Task instructions >> Search term "kind": copy each line of the records that contains it.

Dataset content >>
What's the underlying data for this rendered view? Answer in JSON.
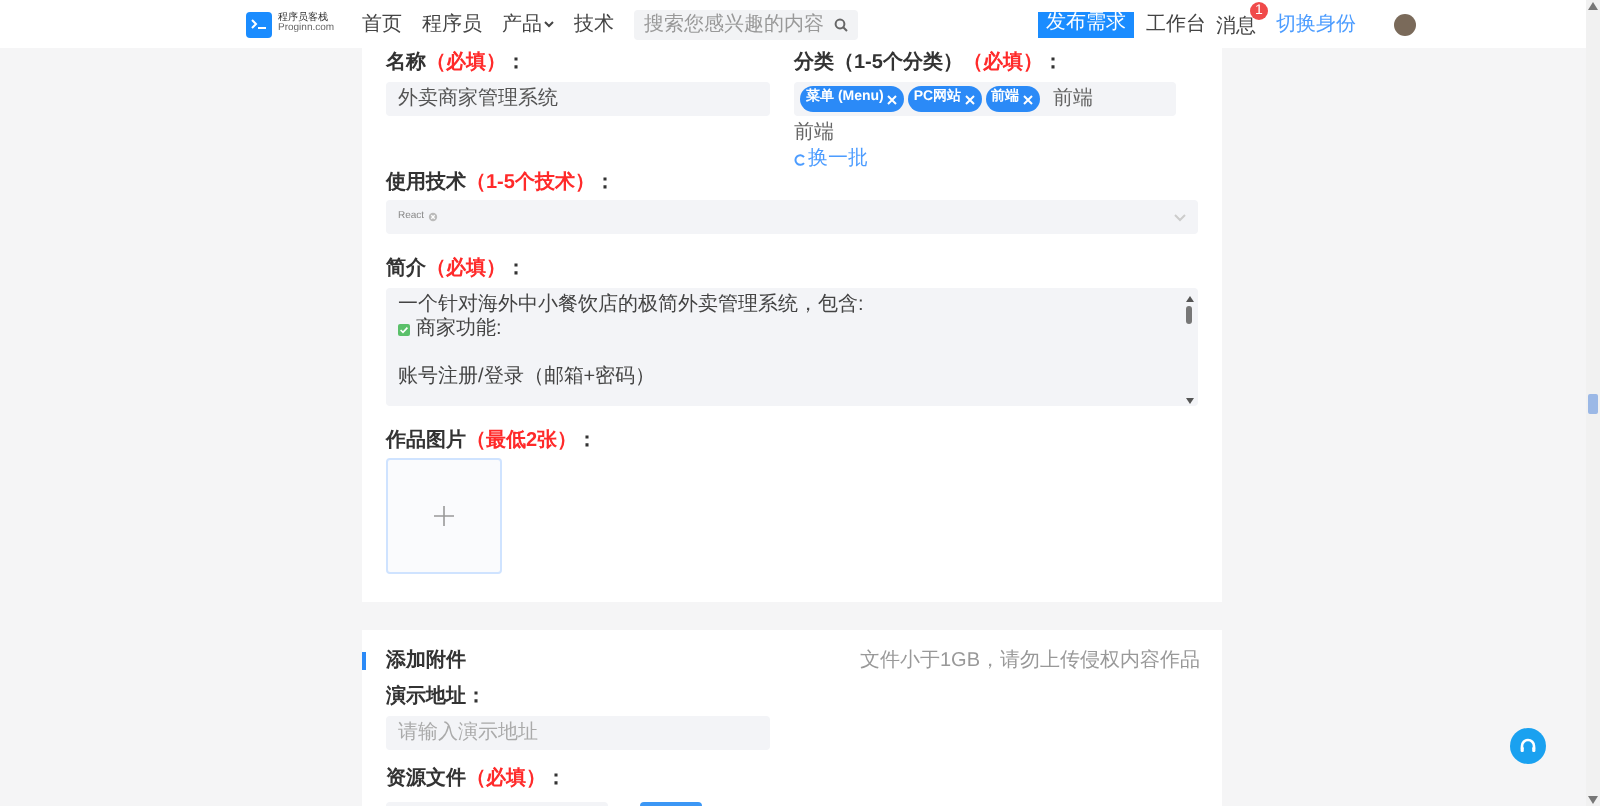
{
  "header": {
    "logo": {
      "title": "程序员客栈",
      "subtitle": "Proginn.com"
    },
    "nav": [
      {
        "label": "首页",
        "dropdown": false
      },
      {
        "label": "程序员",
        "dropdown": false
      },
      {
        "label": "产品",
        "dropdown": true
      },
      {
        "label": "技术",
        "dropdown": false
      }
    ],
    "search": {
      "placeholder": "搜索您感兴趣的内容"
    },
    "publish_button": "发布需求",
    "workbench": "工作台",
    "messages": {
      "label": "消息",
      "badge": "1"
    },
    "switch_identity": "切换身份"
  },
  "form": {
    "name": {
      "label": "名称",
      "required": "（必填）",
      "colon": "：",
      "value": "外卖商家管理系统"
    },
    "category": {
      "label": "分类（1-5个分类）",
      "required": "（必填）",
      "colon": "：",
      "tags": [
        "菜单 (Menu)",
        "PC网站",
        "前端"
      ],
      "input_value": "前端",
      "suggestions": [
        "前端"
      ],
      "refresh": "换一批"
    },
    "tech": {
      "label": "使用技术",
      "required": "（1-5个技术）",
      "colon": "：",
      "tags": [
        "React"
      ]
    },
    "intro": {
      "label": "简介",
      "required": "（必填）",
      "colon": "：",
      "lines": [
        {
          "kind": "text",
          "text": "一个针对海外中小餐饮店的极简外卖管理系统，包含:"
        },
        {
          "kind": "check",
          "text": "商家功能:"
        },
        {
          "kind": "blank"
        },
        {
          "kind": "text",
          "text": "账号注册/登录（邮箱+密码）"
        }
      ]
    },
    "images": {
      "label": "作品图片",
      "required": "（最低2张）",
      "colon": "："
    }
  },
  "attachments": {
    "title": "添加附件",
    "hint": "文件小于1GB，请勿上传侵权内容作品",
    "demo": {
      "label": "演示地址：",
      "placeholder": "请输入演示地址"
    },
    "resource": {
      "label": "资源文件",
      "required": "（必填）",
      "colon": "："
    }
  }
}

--

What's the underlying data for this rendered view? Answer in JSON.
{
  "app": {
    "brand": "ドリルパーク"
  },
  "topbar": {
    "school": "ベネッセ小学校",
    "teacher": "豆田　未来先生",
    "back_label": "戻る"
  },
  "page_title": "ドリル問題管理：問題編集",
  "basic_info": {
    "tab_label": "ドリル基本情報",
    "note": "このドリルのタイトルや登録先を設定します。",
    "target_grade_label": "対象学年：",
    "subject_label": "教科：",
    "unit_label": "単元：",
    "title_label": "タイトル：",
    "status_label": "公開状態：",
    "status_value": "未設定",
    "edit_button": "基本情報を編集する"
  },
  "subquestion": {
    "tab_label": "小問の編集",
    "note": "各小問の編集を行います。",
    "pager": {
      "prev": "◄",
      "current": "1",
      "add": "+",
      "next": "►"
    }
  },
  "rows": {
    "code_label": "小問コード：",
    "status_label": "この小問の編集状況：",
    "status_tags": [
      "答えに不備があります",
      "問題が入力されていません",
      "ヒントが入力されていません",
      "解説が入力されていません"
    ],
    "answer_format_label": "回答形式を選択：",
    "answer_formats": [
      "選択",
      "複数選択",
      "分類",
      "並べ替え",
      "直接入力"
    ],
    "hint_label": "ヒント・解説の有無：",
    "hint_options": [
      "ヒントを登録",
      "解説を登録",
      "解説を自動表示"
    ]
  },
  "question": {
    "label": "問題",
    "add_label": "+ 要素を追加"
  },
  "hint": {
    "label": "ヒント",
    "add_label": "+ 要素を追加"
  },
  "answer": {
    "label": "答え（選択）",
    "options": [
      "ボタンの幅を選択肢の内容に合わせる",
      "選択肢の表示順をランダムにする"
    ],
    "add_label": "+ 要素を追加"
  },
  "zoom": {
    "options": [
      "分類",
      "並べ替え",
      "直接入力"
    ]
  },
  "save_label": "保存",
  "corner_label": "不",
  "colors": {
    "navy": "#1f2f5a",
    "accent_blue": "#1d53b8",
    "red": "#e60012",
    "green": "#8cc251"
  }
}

Answer for the task >>
          "kind": "text",
          "kind": "check",
          "kind": "blank"
          "kind": "text",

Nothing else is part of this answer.